Consolidation of Email Platforms Bad for Email?

Caesar Kabalan ckabalan at
Tue Sep 8 14:35:00 UTC 2020

In many ways I see this similarly to the consolidation of browsers, but less consolidated. I think about the advantages and disadvantages of the prominence of Chrome (65%), Safari (20%), Firefox/Samsung/Edge/Opera/etc (15%). With Chrome we’ve seen Google move the browser and related standards forward through sheer marketshare. CSS/HTML/JS standards live and die by Chrome support and that’s both good and bad. They have made great and opinionated strides when it comes to SSL/TLS. For example, Google effectively killed Symantec’s certificate business because it was mismanaged. They also effectively got rid of EV certs and pushed secure-by-default web server design where HTTPS appeared normal, but warnings all over the place for non-encrypted connections. On the other hand, Google is fairly disliked in the privacy community and those communities prefer independent Firefox.

For email, I can see similar issues, mostly around security. If Microsoft were to decide security mechanism X is not worth the effort they can effectively decide to not implement it. What will internet users do, block all Microsoft email services? Conversely they could come up with their own security mechanisms and effectively force the rest of the world to adopt it. I do think centralization of email providers provides little potential for negative impact aside from operational issues. For example, outages probably have a wider impact due to number of users, but I can’t realistically see a scenario where Microsoft/Google does something “bad” with their email platform that affects the rest of the ecosystem.

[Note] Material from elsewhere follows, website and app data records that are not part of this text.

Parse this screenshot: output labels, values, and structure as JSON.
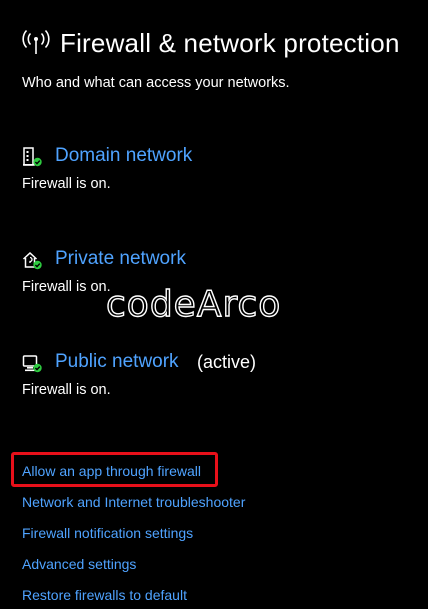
{
  "header": {
    "title": "Firewall & network protection",
    "subtitle": "Who and what can access your networks.",
    "icon": "wireless-antenna-icon"
  },
  "networks": [
    {
      "name": "Domain network",
      "status": "Firewall is on.",
      "active_label": "",
      "icon": "domain-building-icon",
      "badge_color": "#2ecc40"
    },
    {
      "name": "Private network",
      "status": "Firewall is on.",
      "active_label": "",
      "icon": "private-home-icon",
      "badge_color": "#2ecc40"
    },
    {
      "name": "Public network",
      "status": "Firewall is on.",
      "active_label": "(active)",
      "icon": "public-computer-icon",
      "badge_color": "#2ecc40"
    }
  ],
  "links": [
    "Allow an app through firewall",
    "Network and Internet troubleshooter",
    "Firewall notification settings",
    "Advanced settings",
    "Restore firewalls to default"
  ],
  "watermark": "codeArco",
  "colors": {
    "background": "#000000",
    "link": "#4fa3ff",
    "highlight": "#e8101a",
    "status_ok": "#2ecc40"
  }
}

Caesar Kabalan

From: NANOG < at>
Date: Tuesday, September 8, 2020 at 4:47 AM
To: Mike Hammett <nanog at>, NANOG <nanog at>
Subject: Re: Consolidation of Email Platforms Bad for Email?

I'm sure Dave Crocker has thoughts about this, but it has come up elsewhere.  There are both positives and negatives about having such a consolidation.  The positive is that it a small club can establish ground rules for how they will handle various forms of attacks, including BGP hijacking, DKIM, SPF, and other forms of validation to identify fraudulent mail, etc.  Also, if you have a whole lot of postfixes and sendmails running around, that's a whole lot of code to patch when things go wrong.  A small number of MSPs can devote a lot of time and paid eyes on code.  They can also very quickly spot new attack trends.

On the other hand, that means that it becomes difficult to become a new entrant, because one doesn't easily get one's mail accepted.  Lots of grey/blacklisting (forgive the use of the term).  Also, when one of those systems fails, it takes down a vast number of customers.  Furthermore, it represents a massive concentration of private information that can be monetized.


On 08.09.20 00:27, Mike Hammett via NANOG wrote:
I originally asked on mailops, but here is a much wider net and I suspect there's a lot of overlap in interest.

I had read an article one time, somewhere about the ongoing consolidation of e-mail into a handful of providers was bad for the Internet as a whole. It was some time ago and thus, the details have escaped me, so I was looking to refresh my recollection.

Have any of you read a similar article before? If so, can you link me to it?

Mike Hammett
Intelligent Computing Solutions



This email may contain trade secrets or privileged, undisclosed or otherwise confidential information. If you have received this email in error, you are hereby notified that any review, copying or distribution of it is strictly prohibited. Please inform us immediately and destroy the original transmittal. Thank you for your cooperation.
-------------- next part --------------
An HTML attachment was scrubbed...
URL: <>

More information about the NANOG mailing list